Illustration from Ed Meneeley’s Tender Buttons, 1964
You may know Edward Meneeley from such art historical blog posts as, “The guy who published the subscription art slide library and newsletter which Rauschenberg refused to allow to reproduce Short Circuit in 1962 because of the agreement Rauschenberg and Johns had come to after their messy breakup,” and “The guy who told me how Johns really transformed an erased de Kooning drawing into Erased De Kooning Drawing,” and “The guy who was hooking up with at least Bob at the time, yow, small world.”
But he also turns out to be one of the first artists to use the then-new technology of photocopying to make prints. Starting in 1964, when a friend took him to IBM’s offices, where he saw a copy machine for the first time.
Edward Meneeley, IBM Drawings
Meneeley made three print portfolios using a photocopier: Tender Buttons (1965) [top] was a suite of illustrations for Gertrude Stein’s work of the same name. IBM Drawings (1966) was an exploration of the medium and its context, abstract, collaged images composed from computer tapes and other office ephemera that Meneeley found at hand. There was also a hairy, photocopied butt, presumably the artist’s.
And then in 1968, the year Seth Siegelaub instigated his highly influential, photocopied-book-as-exhibition project, The Xerox Book, Meneeley made Portraits: People and Objects, which included a reassembled photo collage portrait of his friend Jasper Johns.
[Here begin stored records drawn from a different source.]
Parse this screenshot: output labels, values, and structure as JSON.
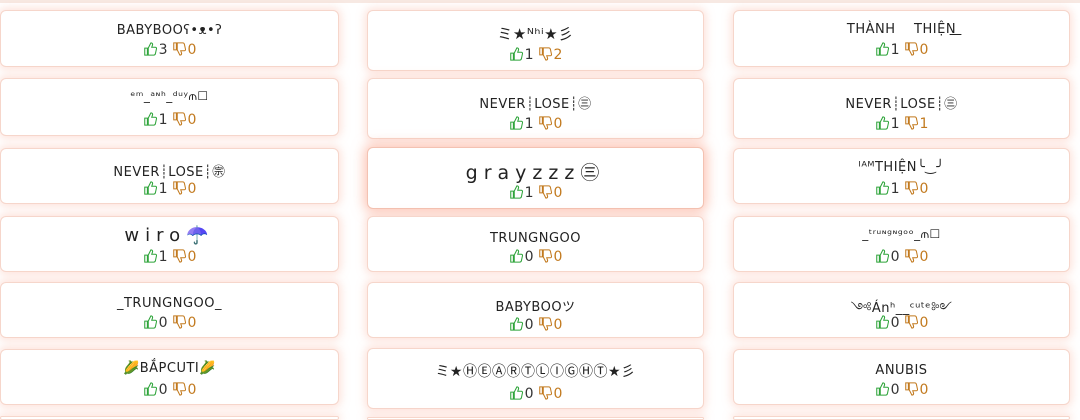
{
  "colors": {
    "like": "#2ea43a",
    "dislike": "#c27a1f",
    "card_glow": "#faa991"
  },
  "icons": {
    "like": "thumbs-up-icon",
    "dislike": "thumbs-down-icon"
  },
  "cards": [
    {
      "name": "BABYBOOʕ•ᴥ•ʔ",
      "likes": "3",
      "dislikes": "0"
    },
    {
      "name": "ミ★ᴺʰⁱ★彡",
      "likes": "1",
      "dislikes": "2"
    },
    {
      "name": "THÀNH    THIỆN͟͟",
      "likes": "1",
      "dislikes": "0"
    },
    {
      "name": "ᵉᵐ_ᵃᶰʰ_ᵈᵘʸ⫙☐",
      "likes": "1",
      "dislikes": "0"
    },
    {
      "name": "NEVER┊LOSE┊㊂",
      "likes": "1",
      "dislikes": "0"
    },
    {
      "name": "NEVER┊LOSE┊㊂",
      "likes": "1",
      "dislikes": "1"
    },
    {
      "name": "NEVER┊LOSE┊㊪",
      "likes": "1",
      "dislikes": "0"
    },
    {
      "name": "grayzzz㊂",
      "likes": "1",
      "dislikes": "0"
    },
    {
      "name": "ᴵᴬᴹTHIỆN╰‿╯",
      "likes": "1",
      "dislikes": "0"
    },
    {
      "name": "wiro☂️",
      "likes": "1",
      "dislikes": "0"
    },
    {
      "name": "TRUNGNGOO",
      "likes": "0",
      "dislikes": "0"
    },
    {
      "name": "_ᵗʳᵘᶰᵍᶰᵍᵒᵒ_⫙☐",
      "likes": "0",
      "dislikes": "0"
    },
    {
      "name": "_TRUNGNGOO_",
      "likes": "0",
      "dislikes": "0"
    },
    {
      "name": "BABYBOOツ",
      "likes": "0",
      "dislikes": "0"
    },
    {
      "name": "༺Ánʰ__ᶜᵘᵗᵉ༻",
      "likes": "0",
      "dislikes": "0"
    },
    {
      "name": "🌽BẮPCUTI🌽",
      "likes": "0",
      "dislikes": "0"
    },
    {
      "name": "ミ★ⒽⒺⒶⓇⓉⓁⒾⒼⒽⓉ★彡",
      "likes": "0",
      "dislikes": "0"
    },
    {
      "name": "ANUBIS",
      "likes": "0",
      "dislikes": "0"
    }
  ]
}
But where Siegelaub and his crew were skewing to the conceptual aspects of copying, Meneeley was very attuned to the technical subtleties of photostatic reproduction, which he interpreted as a unique printmaking medium, an updated form of lithography.
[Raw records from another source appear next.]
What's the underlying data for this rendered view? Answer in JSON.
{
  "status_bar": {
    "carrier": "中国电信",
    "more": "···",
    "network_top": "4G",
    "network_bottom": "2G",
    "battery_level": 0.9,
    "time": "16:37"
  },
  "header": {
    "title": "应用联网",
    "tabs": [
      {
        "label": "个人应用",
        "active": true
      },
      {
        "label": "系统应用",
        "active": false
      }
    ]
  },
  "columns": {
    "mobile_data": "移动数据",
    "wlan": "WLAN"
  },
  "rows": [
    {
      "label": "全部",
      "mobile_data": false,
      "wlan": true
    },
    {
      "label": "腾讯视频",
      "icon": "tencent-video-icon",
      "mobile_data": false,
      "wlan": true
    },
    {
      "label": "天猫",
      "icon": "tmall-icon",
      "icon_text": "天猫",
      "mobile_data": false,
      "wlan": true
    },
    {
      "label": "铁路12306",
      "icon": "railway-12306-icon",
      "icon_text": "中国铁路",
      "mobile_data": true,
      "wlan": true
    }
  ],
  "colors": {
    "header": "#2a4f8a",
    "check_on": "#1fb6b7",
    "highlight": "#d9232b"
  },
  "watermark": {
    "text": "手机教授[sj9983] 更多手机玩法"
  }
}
Edward Meneeley and the advent of the electrostatic artist’s print [rectoversoblog, which has many more images, not just the 2nd & 3rd images above]